▶ **Assigned task**: Go through the records and copy each line where the word "icon" occurs.

▶ **Data in this exercise**:

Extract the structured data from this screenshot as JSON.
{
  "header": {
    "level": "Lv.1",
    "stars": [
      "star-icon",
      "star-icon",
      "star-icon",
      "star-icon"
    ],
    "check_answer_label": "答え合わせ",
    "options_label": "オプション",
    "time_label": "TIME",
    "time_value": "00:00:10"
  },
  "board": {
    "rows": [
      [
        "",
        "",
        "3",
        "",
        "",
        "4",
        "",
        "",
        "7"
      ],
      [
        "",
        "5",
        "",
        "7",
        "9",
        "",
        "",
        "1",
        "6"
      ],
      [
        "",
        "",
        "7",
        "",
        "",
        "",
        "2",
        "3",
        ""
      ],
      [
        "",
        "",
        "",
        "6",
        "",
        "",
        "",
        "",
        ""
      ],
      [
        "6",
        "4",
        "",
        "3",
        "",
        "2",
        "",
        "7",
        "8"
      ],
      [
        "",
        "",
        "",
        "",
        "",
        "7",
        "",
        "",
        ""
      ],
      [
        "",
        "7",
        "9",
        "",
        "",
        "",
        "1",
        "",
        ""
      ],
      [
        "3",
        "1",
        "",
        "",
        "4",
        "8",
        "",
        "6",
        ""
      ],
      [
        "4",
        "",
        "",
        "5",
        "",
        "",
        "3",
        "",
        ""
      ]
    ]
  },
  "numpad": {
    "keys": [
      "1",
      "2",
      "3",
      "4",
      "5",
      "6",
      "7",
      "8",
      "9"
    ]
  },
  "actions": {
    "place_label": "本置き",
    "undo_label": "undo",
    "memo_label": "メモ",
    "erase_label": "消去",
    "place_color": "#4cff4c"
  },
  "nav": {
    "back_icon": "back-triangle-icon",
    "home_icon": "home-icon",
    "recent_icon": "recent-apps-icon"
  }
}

▶ **The answer**:
      "star-icon",
      "star-icon",
      "star-icon",
      "star-icon"
    "back_icon": "back-triangle-icon",
    "home_icon": "home-icon",
    "recent_icon": "recent-apps-icon"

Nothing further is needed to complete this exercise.